Letter writing renewed after government breaches negotiation protocol
[ACC, Toronto] Canadian Anglicans are again being urged to write their members of Parliament and local newspapers to express their views on the litigation surrounding residential schools. The move comes after Ottawa released the results of a federal government-commissioned poll asking Canadians their opinions on the schools and on who should pay the legal settlements.
In a memo to Anglican bishops and members of the Council of General Synod, general secretary Jim Boyles says the release of the poll results represents a departure from the government's own request that the residential schools issue not be negotiated in the media.
"Mr. (Herb) Gray, the Deputy Prime Minister, has stated forcefully on several occasions that he does not want to conduct the residential schools negotiations through the newspapers," wrote Archdeacon Boyles in a memo released at the same time as he and other church leaders were meeting in Ottawa with federal government officials for another round of negotiations.

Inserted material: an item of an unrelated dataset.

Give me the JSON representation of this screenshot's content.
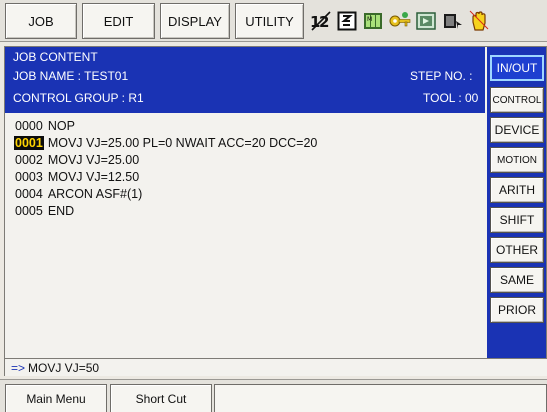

"In our view, the release of the polling results on the eve of the fourth scheduled meeting of government and church representatives, and particularly the comments made by Shawn Tupper in the articles represent a reprehensible breach of this understanding."
Mr Tupper is director-general of the Office of Indian Residential Schools Resolution of Canada, which is addressing abuse claims for Ottawa.
He was widely quoted in the country's media saying that polls showed that most Canadians believe that churches and the federal government should split or share the cost of compensating native people for residential school abuses. The poll also suggested that most Canadians believe churches selling assets to pay the cost of lawsuits is a "perfectly acceptable result." Nearly 40 per cent of those polled said they do not believe the Anglican Church of Canada's claims that it risks financial ruin if it continues to be liable for the litigation.
The Anglican Church has consistently said it is interested in healing and reconciliation work with indigenous people and has established a healing fund to help native communities and groups affected by residential schools. But it believes that Ottawa bear the brunt of the litigation costs since it was responsible for operating the schools.
The church has also said that it will run out of money by the end of this year. Archdeacon Boyles has said that the church is spending about $100,000 a month on litigation costs and related matters.
In his recent memo, Archdeacon Boyles noted that the poll results show that there is little public awareness of the complexity of church structures and of the drastic effect that would result from churches being forced to sell assets, including "loss of social programs, loss of community presence, loss of community facilities."
For months, the church has not requested that Anglicans contact their members of Parliament, abiding by Ottawa's request that negotiations be kept private. Now, it is urging Anglicans to contact their elected representatives, local newspapers or request "informed individuals within your community to write about the issue."
Links for background information on residential school are provided at the bottom of this story. There is also a link for those wishing to find their MPs (names and mailing addresses). Mail may be sent postage-free to any Member at the following address:
House of Commons
acc web news
The Anglican Church of Canada
Residential Schools - Legacy and Response section of www.anglican.ca website
Residential Schools Update #10 - the most recent update by Archdeacon Jim Boyles on the residential schools situation, detailing the litigation and the church's finances